On warm nights when we had company, my dad would get the grill out and barbecue some burgers or chicken. I’d always volunteer to pick a few ears of corn from the field to add to our meal. I loved standing on the edge of those majestic plants, like so many soldiers in neat rows, before stepping into the maze. I never ventured too far towards the middle, being too nervous of getting lost, but the fire flies, always thick in the sky at nightfall, lit the way home. Back at the house, I prepared the corn with my sister. Peeling away the outer layers (called ‘shucking’) to reveal the sweet, golden kernels within was almost as enjoyable as slathering the finished product in butter before it hit our plates.
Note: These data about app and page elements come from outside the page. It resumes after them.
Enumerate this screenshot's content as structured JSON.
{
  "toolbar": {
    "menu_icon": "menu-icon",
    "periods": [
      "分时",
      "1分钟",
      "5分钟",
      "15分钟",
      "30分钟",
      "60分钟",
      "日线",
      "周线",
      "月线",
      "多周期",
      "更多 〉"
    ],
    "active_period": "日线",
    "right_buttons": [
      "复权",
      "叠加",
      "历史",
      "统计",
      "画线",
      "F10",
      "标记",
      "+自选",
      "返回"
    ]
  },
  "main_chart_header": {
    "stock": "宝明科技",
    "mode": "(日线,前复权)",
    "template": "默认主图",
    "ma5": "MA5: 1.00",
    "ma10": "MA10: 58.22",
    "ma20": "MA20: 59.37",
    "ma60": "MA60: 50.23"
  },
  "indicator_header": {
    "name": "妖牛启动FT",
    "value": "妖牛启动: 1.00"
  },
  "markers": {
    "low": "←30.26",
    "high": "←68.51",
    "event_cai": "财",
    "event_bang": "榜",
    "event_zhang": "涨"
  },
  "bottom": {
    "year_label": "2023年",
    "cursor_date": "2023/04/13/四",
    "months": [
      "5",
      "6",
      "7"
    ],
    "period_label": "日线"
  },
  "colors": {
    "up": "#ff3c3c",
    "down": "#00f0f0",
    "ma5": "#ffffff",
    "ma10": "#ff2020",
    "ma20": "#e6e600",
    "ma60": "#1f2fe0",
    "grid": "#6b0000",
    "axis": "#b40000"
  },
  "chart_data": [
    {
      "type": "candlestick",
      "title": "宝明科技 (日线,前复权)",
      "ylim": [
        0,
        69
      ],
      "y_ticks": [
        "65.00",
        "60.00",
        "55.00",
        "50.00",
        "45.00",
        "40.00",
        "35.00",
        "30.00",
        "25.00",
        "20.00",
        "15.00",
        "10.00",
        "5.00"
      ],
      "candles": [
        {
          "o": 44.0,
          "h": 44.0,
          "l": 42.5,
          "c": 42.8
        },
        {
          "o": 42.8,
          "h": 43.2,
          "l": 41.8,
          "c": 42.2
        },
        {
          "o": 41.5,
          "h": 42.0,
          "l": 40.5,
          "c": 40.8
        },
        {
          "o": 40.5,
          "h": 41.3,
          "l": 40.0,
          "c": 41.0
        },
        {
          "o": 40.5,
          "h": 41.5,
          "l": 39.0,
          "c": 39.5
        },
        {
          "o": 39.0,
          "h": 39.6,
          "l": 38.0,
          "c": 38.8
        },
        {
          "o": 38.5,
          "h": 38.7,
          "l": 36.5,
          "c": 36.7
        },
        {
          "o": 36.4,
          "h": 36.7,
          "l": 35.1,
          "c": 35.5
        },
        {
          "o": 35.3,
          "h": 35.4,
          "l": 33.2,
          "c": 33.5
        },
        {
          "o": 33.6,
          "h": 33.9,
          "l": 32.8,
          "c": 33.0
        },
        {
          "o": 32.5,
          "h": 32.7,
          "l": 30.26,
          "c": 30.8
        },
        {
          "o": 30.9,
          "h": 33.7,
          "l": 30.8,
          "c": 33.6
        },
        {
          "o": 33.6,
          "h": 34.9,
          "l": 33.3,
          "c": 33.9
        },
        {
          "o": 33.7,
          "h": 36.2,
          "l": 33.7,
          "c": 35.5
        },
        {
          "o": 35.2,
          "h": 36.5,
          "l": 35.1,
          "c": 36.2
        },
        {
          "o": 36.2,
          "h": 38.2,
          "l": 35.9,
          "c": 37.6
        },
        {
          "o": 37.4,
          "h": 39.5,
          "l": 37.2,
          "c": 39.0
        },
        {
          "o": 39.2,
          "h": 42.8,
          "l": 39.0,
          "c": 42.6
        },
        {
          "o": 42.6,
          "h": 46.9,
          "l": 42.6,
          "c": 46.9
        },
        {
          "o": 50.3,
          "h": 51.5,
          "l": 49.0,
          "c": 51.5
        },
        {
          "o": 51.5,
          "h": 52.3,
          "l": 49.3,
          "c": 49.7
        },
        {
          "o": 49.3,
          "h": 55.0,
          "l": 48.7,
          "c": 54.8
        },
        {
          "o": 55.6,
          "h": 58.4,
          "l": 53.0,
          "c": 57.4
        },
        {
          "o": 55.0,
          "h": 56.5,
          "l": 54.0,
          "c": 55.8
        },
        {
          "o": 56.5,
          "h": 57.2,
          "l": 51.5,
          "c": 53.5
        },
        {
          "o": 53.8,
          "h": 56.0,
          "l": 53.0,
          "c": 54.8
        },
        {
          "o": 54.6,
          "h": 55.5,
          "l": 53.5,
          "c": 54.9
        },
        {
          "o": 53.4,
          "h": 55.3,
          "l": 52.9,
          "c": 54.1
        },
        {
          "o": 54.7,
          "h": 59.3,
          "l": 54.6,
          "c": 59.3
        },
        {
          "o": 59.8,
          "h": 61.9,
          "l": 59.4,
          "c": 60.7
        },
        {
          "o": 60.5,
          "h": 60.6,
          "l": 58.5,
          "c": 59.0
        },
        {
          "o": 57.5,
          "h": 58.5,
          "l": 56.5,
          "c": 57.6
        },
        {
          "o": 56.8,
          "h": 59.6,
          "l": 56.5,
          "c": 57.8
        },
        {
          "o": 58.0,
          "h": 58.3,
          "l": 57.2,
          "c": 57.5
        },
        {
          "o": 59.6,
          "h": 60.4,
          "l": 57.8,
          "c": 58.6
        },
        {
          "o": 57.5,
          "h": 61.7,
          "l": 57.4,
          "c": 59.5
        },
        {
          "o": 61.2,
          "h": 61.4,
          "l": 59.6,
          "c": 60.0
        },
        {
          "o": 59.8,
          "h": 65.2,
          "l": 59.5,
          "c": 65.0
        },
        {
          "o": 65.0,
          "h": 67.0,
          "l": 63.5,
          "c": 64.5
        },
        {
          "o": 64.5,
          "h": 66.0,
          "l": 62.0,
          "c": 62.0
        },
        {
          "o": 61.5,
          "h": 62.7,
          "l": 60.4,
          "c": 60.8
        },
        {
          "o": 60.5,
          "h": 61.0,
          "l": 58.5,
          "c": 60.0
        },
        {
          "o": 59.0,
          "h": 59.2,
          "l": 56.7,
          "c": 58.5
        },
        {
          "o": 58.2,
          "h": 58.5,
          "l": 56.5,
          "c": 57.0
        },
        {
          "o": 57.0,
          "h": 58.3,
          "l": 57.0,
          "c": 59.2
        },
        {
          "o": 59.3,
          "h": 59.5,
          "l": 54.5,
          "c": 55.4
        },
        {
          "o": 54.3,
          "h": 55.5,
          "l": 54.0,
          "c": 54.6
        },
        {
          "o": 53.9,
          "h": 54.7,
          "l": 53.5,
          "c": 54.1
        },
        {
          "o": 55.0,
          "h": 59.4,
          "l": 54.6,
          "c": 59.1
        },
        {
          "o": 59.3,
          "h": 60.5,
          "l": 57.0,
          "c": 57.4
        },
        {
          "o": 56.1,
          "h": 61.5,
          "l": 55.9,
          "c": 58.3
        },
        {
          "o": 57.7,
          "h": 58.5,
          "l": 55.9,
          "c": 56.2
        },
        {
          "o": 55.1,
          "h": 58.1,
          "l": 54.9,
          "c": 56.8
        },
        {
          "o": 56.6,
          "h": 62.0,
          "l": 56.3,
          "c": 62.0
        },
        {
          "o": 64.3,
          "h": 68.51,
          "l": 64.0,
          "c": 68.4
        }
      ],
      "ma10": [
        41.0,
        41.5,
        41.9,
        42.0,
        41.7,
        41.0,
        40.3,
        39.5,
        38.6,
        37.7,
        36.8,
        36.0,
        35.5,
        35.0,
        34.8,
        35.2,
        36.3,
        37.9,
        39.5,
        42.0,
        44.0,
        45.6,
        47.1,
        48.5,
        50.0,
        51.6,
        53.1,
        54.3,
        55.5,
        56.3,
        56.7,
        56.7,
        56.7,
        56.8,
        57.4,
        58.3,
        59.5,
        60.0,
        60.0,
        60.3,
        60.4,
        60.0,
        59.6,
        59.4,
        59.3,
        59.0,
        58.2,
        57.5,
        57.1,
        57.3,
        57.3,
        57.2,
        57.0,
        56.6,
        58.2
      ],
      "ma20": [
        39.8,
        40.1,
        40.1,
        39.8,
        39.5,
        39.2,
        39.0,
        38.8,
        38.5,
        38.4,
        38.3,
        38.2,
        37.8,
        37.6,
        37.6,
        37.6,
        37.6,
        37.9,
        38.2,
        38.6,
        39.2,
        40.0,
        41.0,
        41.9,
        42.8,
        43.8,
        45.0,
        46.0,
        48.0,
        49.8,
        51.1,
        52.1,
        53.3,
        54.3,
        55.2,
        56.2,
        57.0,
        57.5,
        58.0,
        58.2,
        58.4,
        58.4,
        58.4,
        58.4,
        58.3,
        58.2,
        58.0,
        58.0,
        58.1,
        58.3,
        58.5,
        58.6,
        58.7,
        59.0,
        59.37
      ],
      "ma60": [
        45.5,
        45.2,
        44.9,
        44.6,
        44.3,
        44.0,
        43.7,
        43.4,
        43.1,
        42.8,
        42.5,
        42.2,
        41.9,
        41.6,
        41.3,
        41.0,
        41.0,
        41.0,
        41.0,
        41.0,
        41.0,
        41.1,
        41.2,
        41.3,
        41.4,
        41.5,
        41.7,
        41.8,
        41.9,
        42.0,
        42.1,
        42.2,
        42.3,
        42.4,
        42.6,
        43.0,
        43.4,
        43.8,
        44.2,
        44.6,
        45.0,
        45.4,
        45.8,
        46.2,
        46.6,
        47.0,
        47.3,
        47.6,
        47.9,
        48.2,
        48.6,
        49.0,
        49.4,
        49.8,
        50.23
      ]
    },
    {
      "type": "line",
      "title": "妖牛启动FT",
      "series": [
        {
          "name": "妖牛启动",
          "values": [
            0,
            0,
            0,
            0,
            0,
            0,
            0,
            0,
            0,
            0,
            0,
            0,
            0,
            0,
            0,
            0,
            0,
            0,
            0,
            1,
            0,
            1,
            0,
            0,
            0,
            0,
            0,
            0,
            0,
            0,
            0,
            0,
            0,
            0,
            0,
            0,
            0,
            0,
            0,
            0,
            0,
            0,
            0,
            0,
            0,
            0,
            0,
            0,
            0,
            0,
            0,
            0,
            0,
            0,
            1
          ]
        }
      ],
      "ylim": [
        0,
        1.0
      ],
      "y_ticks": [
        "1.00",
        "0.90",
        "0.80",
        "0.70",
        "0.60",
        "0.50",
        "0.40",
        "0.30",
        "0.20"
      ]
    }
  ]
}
Oh, how I loved summer on that farm.

My childhood was a charmed one in many ways, despite its sorrows and hardships, not because we were well-off (we weren’t) or because I had a perfect family (we weren’t), but because I had the gift of space and time. Space to roam and explore and time to be and do things on my own. The land we lived on wasn’t mine, we didn’t own it, but it was just as much a part of me, and I of it, as the seeds were part of the soil.

When we left Shadow Lake for a much smaller house on a much smaller plot of land in the middle of town, I was heartbroken. Leaving my horse, the ponds, the fields, the lane, the house….it was almost too much to bear. In retrospect, it was the perfect time to leave as I was entering into my teenage years and the new house’s more central location was ideal for getting lifts, going to friends’ houses and so on, and I probably would have quickly outgrown all the wonders of the farm, but at the time it felt like a loss; another loss on top of the one we’d already suffered.

But as with many things in life, I adapted and moved on because I had to. Like a childhood friend who fades from your life but never your thoughts, this house, number six, will always live, perfect and true, in my memory.